**DIRECTIONS FOR THIS TASK**
If a line in the records below contains "client", copy that line.

-- STORED DATA follows --

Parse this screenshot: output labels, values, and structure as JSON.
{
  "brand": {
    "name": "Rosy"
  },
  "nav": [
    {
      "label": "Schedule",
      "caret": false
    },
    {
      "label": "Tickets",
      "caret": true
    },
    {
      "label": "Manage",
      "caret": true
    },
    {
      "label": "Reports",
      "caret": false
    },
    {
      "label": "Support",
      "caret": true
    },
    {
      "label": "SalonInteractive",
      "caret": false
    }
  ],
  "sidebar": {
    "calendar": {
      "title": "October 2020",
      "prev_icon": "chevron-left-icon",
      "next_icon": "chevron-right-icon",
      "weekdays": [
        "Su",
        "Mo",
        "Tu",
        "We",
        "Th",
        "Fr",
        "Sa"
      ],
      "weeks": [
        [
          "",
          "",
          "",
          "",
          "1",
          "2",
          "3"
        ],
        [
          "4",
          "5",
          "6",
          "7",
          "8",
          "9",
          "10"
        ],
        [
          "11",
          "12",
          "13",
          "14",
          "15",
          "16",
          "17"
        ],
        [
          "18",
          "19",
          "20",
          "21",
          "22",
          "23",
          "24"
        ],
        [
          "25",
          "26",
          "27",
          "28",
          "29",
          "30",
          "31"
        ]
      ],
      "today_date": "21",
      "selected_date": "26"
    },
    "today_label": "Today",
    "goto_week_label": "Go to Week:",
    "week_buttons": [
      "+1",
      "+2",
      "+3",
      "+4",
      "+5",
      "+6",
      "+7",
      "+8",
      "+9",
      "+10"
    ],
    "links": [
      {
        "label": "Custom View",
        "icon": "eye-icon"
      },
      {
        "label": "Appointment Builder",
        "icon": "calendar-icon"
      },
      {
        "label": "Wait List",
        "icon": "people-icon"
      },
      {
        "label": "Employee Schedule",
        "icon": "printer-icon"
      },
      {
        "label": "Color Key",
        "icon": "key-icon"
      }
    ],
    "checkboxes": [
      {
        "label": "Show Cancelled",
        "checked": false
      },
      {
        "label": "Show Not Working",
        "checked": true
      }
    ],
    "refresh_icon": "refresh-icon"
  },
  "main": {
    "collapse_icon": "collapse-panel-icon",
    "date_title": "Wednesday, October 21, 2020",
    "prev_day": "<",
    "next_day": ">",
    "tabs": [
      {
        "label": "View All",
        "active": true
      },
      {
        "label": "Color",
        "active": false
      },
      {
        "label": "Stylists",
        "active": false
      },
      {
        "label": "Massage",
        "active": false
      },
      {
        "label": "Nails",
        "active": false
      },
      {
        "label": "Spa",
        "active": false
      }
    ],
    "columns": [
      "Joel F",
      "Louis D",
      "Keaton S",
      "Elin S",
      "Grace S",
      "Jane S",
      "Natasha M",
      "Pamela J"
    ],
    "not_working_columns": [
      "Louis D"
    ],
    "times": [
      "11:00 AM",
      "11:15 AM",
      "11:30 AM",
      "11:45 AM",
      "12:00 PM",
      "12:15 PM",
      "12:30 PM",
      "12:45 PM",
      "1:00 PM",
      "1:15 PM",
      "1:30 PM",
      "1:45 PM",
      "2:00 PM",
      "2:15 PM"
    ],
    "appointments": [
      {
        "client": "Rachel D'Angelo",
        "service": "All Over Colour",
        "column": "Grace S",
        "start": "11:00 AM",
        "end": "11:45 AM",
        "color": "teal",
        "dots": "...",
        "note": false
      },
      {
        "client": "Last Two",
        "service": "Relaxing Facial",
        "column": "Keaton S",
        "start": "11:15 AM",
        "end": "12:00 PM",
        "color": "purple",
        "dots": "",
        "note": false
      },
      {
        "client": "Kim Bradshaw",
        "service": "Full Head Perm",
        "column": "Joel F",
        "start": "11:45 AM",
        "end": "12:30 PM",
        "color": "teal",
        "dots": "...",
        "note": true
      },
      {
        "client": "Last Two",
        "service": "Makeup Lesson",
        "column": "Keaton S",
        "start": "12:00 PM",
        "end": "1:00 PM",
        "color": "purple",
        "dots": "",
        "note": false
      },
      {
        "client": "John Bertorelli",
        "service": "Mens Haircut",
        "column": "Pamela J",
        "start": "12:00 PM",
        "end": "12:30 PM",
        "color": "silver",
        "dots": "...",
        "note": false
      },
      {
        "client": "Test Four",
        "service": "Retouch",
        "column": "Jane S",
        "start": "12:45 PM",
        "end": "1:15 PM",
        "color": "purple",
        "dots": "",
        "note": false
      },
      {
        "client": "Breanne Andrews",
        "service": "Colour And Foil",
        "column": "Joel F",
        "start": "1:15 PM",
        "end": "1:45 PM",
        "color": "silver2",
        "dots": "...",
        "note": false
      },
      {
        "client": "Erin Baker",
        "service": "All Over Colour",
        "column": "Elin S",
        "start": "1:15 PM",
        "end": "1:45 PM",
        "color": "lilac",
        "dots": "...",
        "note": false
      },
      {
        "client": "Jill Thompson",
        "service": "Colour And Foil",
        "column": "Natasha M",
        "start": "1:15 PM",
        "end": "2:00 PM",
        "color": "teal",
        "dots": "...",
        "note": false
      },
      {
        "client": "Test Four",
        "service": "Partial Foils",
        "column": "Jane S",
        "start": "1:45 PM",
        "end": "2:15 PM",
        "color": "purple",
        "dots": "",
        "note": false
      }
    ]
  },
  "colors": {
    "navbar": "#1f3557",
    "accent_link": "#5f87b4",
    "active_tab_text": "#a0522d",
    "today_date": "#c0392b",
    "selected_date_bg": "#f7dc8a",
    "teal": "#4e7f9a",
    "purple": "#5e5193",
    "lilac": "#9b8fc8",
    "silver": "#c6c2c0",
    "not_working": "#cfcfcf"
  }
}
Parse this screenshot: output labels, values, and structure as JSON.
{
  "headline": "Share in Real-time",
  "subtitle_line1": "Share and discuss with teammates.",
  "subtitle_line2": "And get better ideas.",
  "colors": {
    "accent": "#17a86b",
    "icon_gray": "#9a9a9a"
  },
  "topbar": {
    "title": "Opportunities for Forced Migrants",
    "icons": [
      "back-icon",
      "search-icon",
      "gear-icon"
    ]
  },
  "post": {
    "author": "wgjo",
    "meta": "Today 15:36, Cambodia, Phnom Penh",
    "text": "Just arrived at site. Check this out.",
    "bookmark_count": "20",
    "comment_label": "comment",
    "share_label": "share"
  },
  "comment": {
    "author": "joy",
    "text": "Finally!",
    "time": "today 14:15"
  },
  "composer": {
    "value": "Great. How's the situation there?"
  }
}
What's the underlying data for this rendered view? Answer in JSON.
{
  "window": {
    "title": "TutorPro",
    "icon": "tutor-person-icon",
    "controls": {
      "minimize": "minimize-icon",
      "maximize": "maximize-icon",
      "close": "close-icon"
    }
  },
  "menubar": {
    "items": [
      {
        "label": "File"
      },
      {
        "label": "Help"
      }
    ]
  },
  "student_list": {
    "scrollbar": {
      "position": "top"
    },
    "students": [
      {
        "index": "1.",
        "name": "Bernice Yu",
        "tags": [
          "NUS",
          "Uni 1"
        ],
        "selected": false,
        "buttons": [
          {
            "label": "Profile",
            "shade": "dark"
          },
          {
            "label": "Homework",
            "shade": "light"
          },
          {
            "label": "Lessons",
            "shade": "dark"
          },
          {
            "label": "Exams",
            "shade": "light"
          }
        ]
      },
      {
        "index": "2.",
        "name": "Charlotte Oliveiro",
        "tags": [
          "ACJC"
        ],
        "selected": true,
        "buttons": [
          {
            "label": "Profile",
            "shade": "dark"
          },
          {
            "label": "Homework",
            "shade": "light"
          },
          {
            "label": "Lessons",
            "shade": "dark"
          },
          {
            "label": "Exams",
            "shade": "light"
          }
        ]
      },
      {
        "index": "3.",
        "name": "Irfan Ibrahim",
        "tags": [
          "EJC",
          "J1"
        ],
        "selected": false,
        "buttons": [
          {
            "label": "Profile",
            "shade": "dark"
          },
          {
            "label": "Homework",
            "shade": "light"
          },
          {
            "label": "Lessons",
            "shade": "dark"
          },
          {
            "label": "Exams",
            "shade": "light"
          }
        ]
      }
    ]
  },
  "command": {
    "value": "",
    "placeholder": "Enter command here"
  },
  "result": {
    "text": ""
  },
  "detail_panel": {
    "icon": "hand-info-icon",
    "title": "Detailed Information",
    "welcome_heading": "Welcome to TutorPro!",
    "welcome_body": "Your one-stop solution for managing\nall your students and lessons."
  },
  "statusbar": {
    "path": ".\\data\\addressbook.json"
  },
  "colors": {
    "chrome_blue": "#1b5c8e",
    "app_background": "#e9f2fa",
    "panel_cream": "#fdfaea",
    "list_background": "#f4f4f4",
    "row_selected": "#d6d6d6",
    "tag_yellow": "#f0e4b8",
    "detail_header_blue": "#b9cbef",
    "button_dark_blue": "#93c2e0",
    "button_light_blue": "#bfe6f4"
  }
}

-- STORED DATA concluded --

**TASK RESPONSE**
        "client": "Rachel D'Angelo",
        "client": "Last Two",
        "client": "Kim Bradshaw",
        "client": "Last Two",
        "client": "John Bertorelli",
        "client": "Test Four",
        "client": "Breanne Andrews",
        "client": "Erin Baker",
        "client": "Jill Thompson",
        "client": "Test Four",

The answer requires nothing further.